[Element data from apps and pages]
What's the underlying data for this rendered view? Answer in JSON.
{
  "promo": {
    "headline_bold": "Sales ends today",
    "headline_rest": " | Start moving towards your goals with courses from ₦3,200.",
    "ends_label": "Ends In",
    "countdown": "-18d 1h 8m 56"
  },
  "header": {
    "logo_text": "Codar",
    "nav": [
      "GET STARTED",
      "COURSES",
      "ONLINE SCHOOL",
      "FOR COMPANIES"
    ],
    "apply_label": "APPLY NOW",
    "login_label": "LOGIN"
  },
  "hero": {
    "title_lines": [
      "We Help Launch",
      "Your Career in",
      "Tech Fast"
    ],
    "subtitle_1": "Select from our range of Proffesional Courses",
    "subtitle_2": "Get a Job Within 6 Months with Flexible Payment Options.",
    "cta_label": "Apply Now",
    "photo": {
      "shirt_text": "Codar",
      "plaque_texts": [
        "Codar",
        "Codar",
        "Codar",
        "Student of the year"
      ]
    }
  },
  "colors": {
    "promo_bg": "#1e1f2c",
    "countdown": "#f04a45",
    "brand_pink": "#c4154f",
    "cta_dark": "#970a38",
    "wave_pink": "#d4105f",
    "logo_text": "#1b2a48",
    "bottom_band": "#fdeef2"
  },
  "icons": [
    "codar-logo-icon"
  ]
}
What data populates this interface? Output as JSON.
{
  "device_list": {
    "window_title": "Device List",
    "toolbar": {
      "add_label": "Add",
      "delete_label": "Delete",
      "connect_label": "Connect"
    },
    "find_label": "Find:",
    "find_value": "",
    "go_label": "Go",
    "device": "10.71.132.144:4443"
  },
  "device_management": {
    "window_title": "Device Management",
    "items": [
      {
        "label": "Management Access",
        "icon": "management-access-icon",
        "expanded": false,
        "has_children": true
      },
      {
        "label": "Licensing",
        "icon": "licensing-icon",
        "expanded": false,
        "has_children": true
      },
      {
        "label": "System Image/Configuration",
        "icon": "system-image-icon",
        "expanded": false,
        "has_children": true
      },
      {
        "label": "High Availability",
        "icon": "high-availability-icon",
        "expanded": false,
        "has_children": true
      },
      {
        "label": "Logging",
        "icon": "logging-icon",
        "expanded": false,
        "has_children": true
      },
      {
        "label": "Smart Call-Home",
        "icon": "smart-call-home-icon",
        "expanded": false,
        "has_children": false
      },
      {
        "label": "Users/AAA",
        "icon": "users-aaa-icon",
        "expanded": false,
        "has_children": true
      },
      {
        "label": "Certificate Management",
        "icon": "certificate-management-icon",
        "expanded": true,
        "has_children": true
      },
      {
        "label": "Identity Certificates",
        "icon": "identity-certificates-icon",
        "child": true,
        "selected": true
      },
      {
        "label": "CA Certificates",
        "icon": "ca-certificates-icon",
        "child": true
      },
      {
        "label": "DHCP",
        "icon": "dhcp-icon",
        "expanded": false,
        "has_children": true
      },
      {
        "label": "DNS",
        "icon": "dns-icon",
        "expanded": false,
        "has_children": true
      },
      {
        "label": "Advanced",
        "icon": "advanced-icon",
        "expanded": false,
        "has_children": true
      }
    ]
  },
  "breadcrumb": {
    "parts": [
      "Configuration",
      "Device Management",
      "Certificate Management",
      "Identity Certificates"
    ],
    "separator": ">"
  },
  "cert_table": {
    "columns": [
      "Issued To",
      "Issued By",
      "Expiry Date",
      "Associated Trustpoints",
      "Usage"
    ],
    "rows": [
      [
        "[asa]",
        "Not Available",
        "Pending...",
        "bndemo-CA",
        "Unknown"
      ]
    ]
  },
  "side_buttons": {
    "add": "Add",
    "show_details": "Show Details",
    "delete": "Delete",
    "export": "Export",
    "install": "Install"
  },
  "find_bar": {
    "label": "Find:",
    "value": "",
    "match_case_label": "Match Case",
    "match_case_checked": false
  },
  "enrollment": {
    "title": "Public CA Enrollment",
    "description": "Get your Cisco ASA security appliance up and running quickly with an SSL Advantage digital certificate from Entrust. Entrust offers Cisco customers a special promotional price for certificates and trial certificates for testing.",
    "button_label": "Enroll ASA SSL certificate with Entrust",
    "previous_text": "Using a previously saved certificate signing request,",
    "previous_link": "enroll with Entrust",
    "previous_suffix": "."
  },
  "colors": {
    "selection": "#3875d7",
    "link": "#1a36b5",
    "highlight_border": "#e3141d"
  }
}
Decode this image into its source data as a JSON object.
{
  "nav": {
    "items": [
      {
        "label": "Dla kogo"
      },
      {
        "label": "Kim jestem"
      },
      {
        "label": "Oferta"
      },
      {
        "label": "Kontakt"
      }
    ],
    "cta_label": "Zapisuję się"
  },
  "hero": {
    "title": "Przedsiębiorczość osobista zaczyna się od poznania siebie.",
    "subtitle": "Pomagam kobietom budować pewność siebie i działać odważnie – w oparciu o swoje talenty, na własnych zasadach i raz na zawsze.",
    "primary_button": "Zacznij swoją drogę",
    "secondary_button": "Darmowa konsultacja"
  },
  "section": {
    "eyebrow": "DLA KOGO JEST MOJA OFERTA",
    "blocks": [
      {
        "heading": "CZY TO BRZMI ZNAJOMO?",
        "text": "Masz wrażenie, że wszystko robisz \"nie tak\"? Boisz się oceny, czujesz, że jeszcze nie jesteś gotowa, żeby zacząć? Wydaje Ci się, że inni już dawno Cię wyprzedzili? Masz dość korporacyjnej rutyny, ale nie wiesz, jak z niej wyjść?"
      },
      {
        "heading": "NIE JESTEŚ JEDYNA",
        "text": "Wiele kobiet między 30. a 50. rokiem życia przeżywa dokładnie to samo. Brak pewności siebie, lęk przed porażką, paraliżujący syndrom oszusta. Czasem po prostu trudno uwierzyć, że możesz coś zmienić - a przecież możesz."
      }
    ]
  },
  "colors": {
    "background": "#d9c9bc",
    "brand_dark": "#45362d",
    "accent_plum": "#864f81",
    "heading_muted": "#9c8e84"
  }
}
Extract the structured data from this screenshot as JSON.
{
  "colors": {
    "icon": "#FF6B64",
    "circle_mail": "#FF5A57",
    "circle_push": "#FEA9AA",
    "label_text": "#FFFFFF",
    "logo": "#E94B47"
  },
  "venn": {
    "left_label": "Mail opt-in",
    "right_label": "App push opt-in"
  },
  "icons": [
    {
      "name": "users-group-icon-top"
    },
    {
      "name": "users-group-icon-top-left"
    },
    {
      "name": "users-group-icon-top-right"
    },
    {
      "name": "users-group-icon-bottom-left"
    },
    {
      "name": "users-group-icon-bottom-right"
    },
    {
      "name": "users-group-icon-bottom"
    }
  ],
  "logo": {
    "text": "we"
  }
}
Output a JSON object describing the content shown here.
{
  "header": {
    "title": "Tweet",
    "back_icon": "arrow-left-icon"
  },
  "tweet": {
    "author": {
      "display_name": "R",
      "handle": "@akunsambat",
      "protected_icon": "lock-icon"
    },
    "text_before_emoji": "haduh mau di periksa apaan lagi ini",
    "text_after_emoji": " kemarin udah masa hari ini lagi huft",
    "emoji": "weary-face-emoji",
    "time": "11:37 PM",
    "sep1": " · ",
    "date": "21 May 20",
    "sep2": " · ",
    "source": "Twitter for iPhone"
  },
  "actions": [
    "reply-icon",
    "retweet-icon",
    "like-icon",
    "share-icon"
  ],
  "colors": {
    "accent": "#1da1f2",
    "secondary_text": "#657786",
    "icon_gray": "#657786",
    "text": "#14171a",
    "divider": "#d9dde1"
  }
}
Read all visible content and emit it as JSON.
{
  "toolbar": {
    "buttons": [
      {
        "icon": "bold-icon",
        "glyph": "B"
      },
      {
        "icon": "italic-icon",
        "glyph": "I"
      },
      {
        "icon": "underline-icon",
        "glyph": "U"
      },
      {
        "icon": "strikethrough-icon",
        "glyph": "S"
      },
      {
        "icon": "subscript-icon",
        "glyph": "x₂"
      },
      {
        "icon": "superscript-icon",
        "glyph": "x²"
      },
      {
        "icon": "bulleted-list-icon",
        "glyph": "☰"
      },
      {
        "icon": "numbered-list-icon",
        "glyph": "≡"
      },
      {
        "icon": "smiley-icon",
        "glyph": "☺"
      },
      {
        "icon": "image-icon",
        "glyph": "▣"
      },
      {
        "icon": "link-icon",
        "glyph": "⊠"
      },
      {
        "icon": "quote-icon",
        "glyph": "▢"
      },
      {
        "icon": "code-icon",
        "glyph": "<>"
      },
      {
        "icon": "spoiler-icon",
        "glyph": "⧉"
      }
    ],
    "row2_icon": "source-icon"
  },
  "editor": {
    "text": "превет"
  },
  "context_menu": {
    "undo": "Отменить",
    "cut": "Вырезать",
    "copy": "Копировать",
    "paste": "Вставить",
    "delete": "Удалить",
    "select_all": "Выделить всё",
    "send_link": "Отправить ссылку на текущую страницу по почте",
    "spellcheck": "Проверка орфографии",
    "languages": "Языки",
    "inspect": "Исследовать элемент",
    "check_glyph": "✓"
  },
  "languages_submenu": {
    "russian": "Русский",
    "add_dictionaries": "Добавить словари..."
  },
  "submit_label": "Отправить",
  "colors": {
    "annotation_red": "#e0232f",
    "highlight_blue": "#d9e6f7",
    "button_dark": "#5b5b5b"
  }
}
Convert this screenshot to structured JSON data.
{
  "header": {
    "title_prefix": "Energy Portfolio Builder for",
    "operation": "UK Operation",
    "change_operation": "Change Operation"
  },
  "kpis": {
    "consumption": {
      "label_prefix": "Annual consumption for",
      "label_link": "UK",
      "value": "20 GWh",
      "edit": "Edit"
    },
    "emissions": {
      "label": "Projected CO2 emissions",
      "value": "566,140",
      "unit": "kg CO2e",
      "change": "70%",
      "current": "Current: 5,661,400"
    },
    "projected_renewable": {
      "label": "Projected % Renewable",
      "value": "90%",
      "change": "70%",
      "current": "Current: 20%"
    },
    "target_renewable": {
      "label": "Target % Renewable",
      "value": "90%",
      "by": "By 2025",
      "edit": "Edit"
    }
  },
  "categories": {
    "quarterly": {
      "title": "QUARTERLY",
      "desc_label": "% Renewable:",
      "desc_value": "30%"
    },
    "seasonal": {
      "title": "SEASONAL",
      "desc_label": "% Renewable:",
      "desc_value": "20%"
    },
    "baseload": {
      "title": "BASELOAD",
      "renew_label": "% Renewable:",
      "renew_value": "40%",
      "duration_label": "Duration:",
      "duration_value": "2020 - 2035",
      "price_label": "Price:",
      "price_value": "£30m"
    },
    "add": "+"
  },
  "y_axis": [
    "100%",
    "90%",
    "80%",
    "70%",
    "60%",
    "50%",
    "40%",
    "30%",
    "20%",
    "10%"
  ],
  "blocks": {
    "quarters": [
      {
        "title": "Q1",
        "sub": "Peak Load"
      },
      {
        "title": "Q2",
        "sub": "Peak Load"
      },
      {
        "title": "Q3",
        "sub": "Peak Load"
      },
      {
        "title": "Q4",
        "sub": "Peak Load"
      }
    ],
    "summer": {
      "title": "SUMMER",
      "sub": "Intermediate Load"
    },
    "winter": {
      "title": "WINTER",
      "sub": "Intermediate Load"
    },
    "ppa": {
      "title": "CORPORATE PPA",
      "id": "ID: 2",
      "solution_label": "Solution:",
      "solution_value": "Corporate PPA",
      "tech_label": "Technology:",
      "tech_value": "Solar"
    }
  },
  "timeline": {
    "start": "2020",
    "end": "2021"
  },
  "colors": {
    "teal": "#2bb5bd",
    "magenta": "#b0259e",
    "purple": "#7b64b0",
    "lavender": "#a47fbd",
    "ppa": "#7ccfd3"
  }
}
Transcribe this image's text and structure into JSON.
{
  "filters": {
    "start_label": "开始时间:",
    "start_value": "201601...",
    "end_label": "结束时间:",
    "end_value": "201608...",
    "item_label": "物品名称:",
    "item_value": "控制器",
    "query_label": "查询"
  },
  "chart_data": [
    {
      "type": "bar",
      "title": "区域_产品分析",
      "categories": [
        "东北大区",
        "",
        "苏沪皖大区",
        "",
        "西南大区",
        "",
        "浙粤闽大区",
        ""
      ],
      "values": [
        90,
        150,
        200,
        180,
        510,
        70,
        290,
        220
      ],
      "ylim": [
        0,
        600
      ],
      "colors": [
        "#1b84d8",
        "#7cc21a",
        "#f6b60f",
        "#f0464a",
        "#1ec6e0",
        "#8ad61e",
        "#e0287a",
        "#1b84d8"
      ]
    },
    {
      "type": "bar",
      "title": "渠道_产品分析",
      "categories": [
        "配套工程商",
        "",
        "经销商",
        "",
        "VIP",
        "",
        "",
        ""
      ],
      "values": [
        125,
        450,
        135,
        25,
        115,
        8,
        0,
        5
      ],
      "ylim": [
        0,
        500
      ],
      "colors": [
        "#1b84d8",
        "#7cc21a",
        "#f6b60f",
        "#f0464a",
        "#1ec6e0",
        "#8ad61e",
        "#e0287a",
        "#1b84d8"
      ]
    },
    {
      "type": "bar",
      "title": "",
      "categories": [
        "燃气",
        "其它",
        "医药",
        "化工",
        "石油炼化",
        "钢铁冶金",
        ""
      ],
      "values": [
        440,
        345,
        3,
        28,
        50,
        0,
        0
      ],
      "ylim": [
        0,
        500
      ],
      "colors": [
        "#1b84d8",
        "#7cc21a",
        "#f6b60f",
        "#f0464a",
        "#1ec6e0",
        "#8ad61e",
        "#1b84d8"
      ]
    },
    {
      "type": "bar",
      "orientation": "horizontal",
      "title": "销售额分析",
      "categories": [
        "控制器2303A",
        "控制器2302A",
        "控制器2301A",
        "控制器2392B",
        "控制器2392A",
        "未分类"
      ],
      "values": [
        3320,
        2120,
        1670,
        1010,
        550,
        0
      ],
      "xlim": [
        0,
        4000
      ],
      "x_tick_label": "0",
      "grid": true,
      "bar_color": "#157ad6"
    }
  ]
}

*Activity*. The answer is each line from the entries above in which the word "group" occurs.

*Answer section*.
      "name": "users-group-icon-top"
      "name": "users-group-icon-top-left"
      "name": "users-group-icon-top-right"
      "name": "users-group-icon-bottom-left"
      "name": "users-group-icon-bottom-right"
      "name": "users-group-icon-bottom"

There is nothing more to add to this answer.